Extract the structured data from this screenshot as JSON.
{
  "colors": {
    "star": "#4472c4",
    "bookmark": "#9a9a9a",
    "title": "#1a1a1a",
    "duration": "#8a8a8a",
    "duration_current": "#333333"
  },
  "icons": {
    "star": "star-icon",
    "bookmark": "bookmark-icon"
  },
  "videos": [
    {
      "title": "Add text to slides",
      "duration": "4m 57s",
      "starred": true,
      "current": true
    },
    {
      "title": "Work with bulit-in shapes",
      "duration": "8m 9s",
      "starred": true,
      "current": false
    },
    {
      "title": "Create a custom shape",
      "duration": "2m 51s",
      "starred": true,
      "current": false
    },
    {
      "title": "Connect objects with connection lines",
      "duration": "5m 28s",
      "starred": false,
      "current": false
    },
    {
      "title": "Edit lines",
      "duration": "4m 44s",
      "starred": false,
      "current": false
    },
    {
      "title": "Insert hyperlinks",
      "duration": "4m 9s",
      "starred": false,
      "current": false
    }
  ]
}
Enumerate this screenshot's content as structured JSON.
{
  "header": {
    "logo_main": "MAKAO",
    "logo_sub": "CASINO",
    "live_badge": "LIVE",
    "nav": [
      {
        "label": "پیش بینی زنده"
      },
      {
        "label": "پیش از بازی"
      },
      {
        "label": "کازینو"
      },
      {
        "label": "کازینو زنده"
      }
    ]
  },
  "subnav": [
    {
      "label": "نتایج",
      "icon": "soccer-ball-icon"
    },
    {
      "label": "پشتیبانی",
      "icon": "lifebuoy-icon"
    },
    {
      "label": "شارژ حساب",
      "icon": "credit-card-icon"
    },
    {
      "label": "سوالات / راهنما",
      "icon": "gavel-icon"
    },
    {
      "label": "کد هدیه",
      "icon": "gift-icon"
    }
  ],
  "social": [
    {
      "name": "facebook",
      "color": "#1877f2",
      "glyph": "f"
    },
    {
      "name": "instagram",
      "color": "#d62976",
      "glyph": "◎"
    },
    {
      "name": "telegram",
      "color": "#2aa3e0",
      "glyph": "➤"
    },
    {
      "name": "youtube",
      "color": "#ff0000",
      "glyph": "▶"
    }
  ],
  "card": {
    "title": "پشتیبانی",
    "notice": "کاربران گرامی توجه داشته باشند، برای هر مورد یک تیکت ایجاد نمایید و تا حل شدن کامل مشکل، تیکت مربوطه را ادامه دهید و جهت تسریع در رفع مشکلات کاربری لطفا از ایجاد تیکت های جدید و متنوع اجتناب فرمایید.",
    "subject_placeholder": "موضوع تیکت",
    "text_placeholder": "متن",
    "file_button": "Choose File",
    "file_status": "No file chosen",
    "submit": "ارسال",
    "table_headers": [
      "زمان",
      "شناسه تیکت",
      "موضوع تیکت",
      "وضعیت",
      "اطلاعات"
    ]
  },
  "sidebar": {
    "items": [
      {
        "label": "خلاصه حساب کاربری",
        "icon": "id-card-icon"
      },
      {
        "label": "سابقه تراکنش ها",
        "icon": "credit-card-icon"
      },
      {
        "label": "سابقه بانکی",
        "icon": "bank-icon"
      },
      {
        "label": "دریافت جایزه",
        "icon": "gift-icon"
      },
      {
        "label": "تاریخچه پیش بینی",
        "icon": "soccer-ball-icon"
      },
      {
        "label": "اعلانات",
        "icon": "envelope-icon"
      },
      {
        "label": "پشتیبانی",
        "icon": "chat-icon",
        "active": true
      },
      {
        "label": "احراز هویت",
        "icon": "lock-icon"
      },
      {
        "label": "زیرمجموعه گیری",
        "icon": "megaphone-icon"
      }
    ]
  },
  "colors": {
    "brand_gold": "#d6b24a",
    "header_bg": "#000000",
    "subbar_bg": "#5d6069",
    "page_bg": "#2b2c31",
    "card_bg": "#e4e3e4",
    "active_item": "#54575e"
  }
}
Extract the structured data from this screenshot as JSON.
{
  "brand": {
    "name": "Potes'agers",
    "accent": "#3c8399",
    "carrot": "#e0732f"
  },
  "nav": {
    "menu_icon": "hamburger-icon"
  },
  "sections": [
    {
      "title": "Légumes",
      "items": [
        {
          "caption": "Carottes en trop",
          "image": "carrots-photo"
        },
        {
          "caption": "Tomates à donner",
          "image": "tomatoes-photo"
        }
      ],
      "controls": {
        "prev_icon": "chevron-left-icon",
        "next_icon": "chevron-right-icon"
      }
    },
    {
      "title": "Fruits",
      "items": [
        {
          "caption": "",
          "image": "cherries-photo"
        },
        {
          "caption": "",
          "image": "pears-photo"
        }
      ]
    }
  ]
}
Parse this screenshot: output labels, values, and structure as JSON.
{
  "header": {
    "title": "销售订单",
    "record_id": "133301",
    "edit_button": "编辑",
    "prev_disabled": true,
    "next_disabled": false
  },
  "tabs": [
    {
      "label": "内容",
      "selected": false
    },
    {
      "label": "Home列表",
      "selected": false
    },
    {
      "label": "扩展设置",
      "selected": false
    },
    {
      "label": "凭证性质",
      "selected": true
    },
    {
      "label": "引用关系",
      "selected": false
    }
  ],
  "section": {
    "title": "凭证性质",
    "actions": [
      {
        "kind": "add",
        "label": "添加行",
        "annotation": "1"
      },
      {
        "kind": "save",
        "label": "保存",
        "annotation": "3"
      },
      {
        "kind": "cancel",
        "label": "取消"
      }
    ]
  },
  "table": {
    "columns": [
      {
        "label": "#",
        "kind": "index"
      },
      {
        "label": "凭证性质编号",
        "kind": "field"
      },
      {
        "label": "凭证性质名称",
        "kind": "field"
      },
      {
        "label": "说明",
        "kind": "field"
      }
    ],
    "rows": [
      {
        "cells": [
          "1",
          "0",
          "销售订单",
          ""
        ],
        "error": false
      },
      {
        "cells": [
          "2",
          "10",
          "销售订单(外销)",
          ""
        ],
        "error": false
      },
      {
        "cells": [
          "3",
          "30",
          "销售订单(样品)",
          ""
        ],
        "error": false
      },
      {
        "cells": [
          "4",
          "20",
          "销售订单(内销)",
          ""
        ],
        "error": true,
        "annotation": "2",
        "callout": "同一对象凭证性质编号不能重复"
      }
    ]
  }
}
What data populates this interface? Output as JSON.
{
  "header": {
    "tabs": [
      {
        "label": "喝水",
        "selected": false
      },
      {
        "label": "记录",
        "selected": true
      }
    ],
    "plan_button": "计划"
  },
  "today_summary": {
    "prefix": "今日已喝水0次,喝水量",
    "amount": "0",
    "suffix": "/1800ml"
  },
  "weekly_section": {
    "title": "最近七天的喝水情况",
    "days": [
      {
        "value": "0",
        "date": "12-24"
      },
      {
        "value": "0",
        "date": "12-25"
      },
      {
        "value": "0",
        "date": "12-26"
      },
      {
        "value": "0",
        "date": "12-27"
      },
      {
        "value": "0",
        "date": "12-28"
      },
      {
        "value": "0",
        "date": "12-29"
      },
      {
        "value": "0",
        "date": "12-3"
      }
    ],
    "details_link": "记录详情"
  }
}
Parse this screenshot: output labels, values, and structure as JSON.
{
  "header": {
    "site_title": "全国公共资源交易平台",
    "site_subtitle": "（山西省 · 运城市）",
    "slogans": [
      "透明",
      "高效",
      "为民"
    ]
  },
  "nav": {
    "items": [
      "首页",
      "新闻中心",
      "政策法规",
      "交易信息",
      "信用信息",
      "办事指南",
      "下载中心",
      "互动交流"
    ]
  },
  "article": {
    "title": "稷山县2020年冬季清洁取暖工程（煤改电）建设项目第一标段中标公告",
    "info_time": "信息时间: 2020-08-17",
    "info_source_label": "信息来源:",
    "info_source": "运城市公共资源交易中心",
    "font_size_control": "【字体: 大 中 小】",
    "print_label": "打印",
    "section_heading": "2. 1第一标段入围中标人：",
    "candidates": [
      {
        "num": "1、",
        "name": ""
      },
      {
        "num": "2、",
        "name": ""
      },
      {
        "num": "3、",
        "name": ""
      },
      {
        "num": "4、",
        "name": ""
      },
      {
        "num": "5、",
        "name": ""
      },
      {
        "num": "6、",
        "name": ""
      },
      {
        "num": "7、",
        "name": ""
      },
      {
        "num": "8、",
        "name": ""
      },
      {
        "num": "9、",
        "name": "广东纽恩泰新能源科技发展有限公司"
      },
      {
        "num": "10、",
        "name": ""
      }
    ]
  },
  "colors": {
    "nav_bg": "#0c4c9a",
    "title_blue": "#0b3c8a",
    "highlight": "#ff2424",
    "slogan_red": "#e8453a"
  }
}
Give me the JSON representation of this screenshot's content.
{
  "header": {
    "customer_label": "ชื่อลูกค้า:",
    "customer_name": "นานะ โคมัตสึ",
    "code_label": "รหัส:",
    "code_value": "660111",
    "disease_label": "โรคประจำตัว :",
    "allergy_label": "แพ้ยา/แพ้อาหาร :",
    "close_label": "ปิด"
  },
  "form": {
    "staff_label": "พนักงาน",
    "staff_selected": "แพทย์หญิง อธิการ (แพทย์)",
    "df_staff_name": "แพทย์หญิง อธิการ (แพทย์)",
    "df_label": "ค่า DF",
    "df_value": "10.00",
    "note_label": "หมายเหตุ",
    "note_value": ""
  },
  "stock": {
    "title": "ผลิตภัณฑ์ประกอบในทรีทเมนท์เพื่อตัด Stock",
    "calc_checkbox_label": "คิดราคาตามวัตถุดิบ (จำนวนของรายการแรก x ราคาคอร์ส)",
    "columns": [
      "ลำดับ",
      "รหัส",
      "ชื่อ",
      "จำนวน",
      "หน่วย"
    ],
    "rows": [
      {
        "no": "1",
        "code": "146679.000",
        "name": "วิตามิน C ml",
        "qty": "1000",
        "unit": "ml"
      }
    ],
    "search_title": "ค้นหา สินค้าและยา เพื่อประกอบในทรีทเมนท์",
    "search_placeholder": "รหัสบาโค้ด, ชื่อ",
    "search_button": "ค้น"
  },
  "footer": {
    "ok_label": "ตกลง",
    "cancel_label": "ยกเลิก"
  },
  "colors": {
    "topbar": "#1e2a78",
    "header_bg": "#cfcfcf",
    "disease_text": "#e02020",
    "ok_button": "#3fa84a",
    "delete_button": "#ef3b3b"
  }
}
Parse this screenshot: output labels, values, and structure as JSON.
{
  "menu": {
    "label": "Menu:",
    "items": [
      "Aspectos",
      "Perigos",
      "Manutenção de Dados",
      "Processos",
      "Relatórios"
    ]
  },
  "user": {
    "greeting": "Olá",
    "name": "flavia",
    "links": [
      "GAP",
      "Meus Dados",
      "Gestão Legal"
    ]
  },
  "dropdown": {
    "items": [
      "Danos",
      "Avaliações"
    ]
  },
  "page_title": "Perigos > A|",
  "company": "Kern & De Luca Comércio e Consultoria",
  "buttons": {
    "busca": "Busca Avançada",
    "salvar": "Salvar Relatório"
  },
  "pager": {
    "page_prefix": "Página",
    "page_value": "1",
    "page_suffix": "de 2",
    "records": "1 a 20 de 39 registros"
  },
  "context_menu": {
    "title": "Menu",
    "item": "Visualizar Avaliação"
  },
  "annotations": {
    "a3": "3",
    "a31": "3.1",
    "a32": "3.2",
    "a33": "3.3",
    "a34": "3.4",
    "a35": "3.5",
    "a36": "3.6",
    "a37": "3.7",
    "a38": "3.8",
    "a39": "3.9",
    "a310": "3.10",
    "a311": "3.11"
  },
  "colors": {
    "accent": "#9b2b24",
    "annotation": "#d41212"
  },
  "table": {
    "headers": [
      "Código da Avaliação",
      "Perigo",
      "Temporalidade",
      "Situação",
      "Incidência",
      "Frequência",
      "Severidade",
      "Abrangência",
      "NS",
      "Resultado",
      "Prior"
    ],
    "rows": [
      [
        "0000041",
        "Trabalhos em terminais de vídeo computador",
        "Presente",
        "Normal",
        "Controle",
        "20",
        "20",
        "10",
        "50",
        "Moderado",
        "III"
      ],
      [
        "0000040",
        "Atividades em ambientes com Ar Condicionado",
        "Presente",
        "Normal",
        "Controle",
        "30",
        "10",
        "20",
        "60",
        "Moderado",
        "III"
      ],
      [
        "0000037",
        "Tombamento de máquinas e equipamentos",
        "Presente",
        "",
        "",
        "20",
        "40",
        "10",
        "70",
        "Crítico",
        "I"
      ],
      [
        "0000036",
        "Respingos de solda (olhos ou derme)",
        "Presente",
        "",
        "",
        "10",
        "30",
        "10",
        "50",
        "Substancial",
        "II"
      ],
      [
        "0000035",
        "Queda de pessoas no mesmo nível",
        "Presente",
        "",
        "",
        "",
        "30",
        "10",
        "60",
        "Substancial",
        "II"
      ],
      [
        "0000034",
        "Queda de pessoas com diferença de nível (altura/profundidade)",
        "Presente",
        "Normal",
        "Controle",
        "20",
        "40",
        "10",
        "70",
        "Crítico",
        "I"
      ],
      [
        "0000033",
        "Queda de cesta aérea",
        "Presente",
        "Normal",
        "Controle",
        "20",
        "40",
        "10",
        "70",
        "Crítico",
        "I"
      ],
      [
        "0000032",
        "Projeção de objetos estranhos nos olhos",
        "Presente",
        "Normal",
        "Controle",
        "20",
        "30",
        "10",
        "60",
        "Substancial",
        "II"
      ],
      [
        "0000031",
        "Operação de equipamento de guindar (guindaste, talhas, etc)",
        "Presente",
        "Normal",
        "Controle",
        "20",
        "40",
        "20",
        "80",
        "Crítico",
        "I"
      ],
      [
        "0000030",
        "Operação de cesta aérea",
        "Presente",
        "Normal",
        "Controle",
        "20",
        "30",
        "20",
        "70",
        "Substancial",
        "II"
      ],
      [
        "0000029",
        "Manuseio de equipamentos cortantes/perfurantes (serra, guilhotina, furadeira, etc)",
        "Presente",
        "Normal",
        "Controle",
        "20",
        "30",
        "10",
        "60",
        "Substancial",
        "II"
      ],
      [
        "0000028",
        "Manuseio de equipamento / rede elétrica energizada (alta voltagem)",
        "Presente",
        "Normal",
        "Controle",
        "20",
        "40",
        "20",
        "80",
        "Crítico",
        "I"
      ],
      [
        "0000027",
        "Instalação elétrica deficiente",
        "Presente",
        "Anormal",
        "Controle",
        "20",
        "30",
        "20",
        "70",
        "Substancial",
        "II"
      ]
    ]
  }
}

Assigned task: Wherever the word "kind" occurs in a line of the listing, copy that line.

Expected output:
        "kind": "add",
        "kind": "save",
        "kind": "cancel",
        "kind": "index"
        "kind": "field"
        "kind": "field"
        "kind": "field"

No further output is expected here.